— MONTGOMERY, Ala. (AP) — A Montgomery-based legal organization claims corrections workers are physically and sexually abusing inmates at three Alabama men's prisons, accusations similar to allegations that focused attention on the state's women's prison last year.
The Equal Justice Initiative said Wednesday an investigation had uncovered dozens of cases of corrections officers abusing men at the Elmore Correctional Facility in Elmore; Bibb Correctional Facility in Brent and Donaldson prison near Bessemer.
The allegations were reported first by WSFA-TV and the Montgomery Advertiser.
Bryan Stevenson, executive director of the nonprofit legal firm, told The Associated Press the problems appear worst at Elmore, which was designed for 600 prisoners but held 1,180 men as of the beginning of April.
Abuse also is occurring at Bibb and Donaldson, he said, and it could be happening elsewhere in the system.
The allegations are similar to cases previously reported by Equal Justice Initiative at the state's lone prison for women, Tutwiler prison at Wetumpka.
"If we keep acting as if these are isolated incidents that only occur rarely we are not going to create the type of structure that is needed to address the problem," Stevenson said.
Prison Commissioner Kim Thomas said the department was reviewing all complaints contained in a report by Equal Justice Initiative.
Thomas said he was already aware of one incident before the legal organization brought it to his attention, and had asked the state attorney general's office to investigate. The incident involved the use of force by an officer against an inmate that resulted in physical injury.
"Everybody in my agency knows this sort of behavior is not going to be tolerated," Thomas said. "We are going to continue to vigorously investigate matters when they come to our attention. We're going to investigate these things and they're going to be prosecuted."
The chairman of the legislative prison oversight committee, state Sen. Cam Ward, called the allegations "inexcusable."
"This is a black eye on our corrections system and on our state," said Ward, R-Alabaster.
Stevenson said the investigation started after his group received dozens of complaints in a short period of time from inmates at Elmore earlier this year. Staffers spent three months at the facility interviewing inmates and prison workers, he said.
In the past six months, there have been nearly a dozen reports of prisoners at Elmore having been handcuffed, stripped naked and then beaten by several guards. Some of the inmates have required hospitalization and suffered permanent injuries, according to the EJI report.
At Donaldson and Bibb, there have been reports of male correctional officers that forced young male inmates to perform sex acts, including oral sex, and then threatened to file disciplinary charges against them if they refused or reported the abuse, the report said.
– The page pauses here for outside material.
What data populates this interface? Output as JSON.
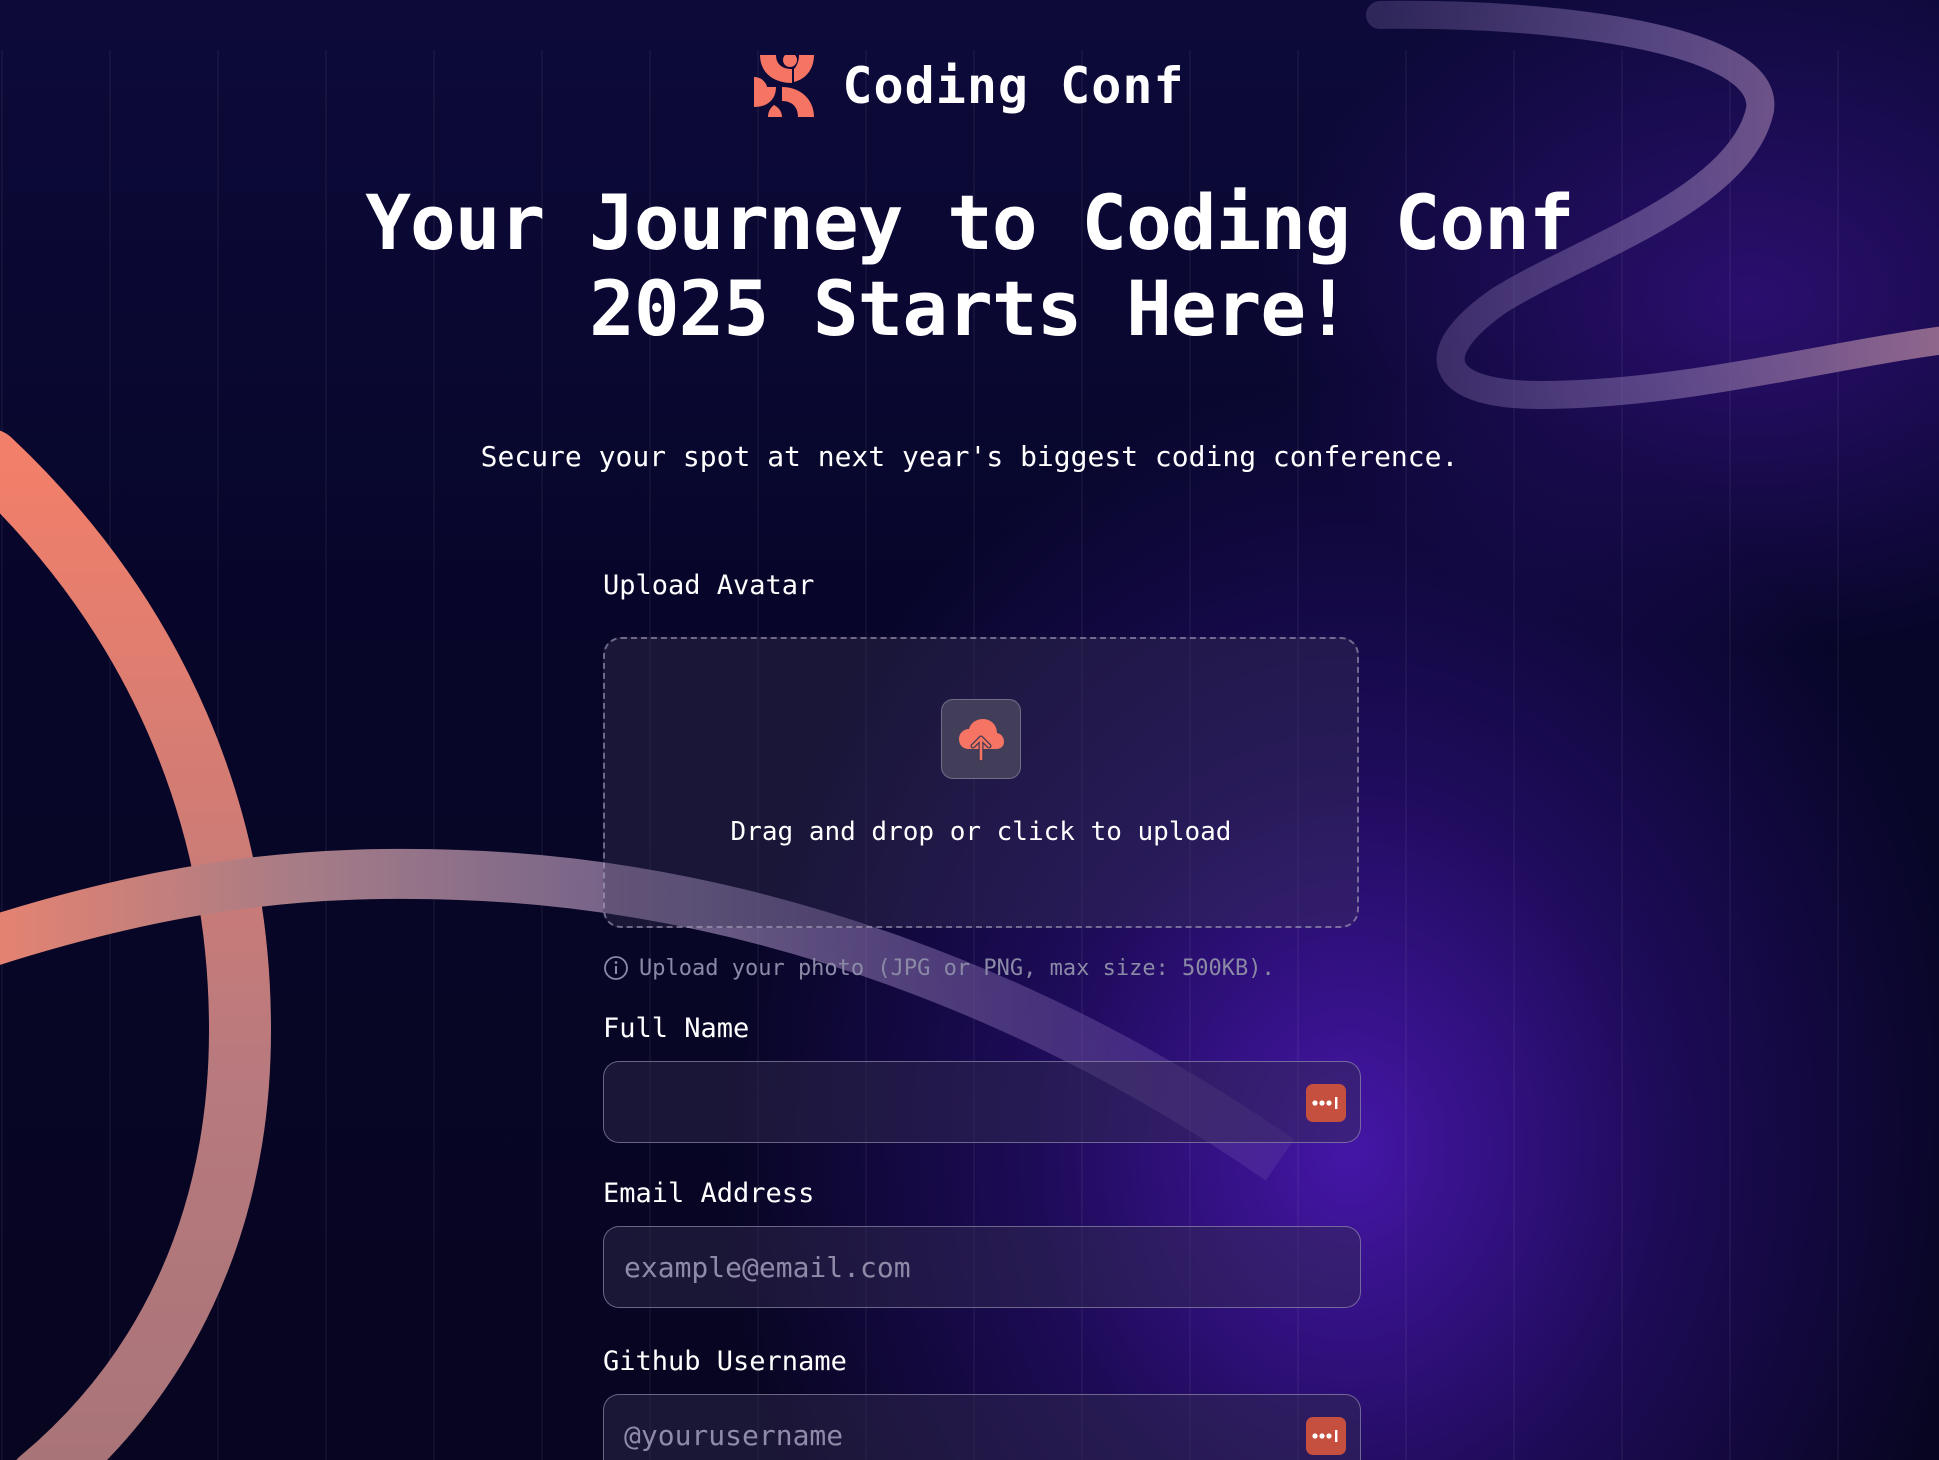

An earlier report by the Equal Justice Initiative cited sexual abuse of female inmates by male guards at Tutwiler Prison in Wetumpka. Thomas brought in the National Institute of Corrections, part of the Justice Department, to conduct a review at Tutwiler. Its report, released in January, cited the lack of security cameras monitoring major areas of the prison.
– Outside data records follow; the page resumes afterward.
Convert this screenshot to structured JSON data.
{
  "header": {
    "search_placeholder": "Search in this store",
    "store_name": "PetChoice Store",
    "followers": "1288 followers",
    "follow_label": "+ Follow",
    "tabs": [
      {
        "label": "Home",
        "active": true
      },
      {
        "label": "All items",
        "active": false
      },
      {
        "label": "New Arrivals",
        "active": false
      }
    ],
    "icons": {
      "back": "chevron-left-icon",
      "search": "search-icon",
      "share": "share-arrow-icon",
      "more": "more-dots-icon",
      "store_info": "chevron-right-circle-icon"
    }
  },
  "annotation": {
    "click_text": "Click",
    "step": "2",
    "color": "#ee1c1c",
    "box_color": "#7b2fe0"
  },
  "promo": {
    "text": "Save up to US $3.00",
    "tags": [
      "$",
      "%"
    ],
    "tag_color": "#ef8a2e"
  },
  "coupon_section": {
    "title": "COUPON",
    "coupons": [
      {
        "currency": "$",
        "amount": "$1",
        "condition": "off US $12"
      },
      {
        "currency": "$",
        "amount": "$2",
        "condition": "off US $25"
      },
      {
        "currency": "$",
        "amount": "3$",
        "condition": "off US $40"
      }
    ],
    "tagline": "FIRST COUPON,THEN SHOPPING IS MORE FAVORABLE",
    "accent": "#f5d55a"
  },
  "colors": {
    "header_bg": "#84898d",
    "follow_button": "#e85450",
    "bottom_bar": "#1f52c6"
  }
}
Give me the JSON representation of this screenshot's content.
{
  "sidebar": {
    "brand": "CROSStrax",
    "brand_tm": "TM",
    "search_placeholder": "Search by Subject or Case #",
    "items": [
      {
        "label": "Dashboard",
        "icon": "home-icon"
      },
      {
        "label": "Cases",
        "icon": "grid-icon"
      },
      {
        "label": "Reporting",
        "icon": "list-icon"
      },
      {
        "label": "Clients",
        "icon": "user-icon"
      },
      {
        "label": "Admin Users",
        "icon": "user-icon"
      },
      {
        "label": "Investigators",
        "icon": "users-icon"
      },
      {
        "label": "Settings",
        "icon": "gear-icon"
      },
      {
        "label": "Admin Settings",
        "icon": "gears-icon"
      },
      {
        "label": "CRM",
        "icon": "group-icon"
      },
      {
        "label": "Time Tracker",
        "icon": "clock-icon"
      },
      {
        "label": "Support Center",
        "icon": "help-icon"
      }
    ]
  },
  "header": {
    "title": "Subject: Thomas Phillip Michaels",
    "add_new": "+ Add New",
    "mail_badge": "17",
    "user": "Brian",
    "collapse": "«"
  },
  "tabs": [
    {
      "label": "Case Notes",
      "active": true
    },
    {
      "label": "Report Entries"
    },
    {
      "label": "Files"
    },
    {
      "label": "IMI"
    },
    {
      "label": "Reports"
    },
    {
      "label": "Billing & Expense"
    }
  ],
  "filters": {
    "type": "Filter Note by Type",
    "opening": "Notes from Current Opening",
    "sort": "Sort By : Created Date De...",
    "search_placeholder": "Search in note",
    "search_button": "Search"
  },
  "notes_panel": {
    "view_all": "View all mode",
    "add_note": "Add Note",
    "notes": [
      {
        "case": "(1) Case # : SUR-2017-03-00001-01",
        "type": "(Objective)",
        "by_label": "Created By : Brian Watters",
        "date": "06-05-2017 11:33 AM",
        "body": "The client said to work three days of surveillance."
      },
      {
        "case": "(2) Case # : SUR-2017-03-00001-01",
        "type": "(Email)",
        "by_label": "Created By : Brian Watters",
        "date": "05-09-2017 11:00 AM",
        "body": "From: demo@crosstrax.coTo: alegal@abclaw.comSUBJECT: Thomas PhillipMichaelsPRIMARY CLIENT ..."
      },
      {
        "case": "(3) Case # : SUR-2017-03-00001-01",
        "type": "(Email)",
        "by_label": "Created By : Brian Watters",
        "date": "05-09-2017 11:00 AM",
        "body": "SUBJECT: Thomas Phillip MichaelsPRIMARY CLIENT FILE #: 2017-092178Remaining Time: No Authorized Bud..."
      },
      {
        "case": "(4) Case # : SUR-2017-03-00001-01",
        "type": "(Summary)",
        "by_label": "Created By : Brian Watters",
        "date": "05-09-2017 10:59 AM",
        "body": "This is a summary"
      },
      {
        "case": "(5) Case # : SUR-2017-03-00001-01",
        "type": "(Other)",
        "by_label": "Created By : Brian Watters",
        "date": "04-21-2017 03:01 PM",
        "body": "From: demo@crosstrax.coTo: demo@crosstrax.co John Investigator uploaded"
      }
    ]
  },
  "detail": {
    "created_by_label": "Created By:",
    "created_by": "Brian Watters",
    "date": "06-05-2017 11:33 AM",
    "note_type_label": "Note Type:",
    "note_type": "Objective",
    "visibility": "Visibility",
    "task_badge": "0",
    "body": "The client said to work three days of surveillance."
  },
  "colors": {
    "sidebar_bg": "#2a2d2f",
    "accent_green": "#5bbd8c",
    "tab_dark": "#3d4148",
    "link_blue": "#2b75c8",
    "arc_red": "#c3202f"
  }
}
In response, Thomas got the Legislature to appropriate $3.5 million for security improvements at Tutwiler, including cameras to monitor conduct inside the walls.
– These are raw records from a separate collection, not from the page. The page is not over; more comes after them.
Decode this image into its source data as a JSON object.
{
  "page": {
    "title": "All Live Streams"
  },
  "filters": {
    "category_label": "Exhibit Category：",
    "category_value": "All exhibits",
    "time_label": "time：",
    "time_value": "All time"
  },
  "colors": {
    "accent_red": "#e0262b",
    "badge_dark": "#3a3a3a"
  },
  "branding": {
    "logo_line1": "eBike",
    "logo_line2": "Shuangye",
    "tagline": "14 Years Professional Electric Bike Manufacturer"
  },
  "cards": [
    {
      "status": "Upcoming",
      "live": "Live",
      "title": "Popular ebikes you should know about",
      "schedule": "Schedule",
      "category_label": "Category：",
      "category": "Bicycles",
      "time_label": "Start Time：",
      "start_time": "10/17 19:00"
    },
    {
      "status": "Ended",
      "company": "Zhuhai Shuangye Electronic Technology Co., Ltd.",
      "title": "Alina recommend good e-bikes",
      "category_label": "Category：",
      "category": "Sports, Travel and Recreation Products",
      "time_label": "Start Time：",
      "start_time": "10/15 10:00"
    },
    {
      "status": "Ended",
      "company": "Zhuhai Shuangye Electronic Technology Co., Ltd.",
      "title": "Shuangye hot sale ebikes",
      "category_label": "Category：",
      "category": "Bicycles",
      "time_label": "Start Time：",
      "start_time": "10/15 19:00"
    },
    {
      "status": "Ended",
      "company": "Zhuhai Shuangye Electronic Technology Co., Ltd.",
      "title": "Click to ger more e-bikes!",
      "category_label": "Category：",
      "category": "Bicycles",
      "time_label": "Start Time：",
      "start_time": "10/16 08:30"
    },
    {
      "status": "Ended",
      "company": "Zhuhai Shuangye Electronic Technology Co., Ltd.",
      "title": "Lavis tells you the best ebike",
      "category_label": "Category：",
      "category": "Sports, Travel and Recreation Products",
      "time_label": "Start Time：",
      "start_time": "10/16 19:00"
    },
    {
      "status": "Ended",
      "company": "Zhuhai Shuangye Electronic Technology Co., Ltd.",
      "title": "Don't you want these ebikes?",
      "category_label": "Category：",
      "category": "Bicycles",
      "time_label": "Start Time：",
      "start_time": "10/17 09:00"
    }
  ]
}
Four former employees of Ventress Correctional Facility in Clayton are scheduled for sentencing Sept. 23 on charges related to the beating death of inmate Rocrast Mack. The most serious of the four, former prison supervisor Michael Smith, faces up to life in prison for hitting and stomping Mack and then trying to cover up how he died.